**Exercise brief:** What lines in the listing include "title"? Return a copy of each.

*** Opening of Records provided ***

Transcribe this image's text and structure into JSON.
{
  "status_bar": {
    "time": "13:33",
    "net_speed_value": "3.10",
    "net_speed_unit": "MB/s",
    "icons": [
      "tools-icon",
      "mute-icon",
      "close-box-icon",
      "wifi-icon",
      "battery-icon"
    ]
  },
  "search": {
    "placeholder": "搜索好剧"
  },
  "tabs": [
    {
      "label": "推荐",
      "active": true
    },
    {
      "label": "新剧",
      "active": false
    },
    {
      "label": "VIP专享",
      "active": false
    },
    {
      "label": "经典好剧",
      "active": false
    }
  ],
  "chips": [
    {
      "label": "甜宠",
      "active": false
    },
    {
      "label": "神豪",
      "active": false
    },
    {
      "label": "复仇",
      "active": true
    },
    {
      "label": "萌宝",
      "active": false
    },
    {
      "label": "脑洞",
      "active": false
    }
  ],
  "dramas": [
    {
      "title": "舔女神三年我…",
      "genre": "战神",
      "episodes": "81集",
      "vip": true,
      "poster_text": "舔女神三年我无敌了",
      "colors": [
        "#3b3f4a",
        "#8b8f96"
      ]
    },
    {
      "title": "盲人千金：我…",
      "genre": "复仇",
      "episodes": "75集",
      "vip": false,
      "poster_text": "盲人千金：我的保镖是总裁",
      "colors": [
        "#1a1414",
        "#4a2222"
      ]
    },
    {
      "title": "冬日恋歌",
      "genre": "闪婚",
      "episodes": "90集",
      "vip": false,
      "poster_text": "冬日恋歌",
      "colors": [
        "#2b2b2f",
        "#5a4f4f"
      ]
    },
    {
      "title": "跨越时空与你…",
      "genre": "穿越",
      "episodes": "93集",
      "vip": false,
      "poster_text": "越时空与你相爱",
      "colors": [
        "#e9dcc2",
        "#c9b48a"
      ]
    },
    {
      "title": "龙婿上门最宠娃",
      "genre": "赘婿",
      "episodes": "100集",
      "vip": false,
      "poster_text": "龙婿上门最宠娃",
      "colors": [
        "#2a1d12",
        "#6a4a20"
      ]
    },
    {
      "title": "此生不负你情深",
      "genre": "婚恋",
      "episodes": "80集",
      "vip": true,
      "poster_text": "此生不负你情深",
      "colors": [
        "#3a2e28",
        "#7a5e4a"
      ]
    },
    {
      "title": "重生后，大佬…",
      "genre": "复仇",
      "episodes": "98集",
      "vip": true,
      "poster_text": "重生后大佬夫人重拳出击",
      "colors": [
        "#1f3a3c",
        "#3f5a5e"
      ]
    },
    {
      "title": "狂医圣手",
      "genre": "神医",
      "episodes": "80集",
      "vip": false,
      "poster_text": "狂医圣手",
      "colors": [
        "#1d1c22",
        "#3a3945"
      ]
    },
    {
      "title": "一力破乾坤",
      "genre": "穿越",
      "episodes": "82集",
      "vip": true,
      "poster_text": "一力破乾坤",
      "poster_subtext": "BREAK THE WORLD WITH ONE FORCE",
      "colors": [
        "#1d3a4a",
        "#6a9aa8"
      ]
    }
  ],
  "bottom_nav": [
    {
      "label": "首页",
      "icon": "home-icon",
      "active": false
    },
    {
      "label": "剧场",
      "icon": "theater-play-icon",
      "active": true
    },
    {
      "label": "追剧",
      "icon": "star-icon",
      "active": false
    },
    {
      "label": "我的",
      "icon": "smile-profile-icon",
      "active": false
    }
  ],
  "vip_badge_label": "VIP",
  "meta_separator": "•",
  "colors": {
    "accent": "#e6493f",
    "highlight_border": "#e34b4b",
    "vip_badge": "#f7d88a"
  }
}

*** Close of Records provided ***

**Written solution:**
      "title": "舔女神三年我…",
      "title": "盲人千金：我…",
      "title": "冬日恋歌",
      "title": "跨越时空与你…",
      "title": "龙婿上门最宠娃",
      "title": "此生不负你情深",
      "title": "重生后，大佬…",
      "title": "狂医圣手",
      "title": "一力破乾坤",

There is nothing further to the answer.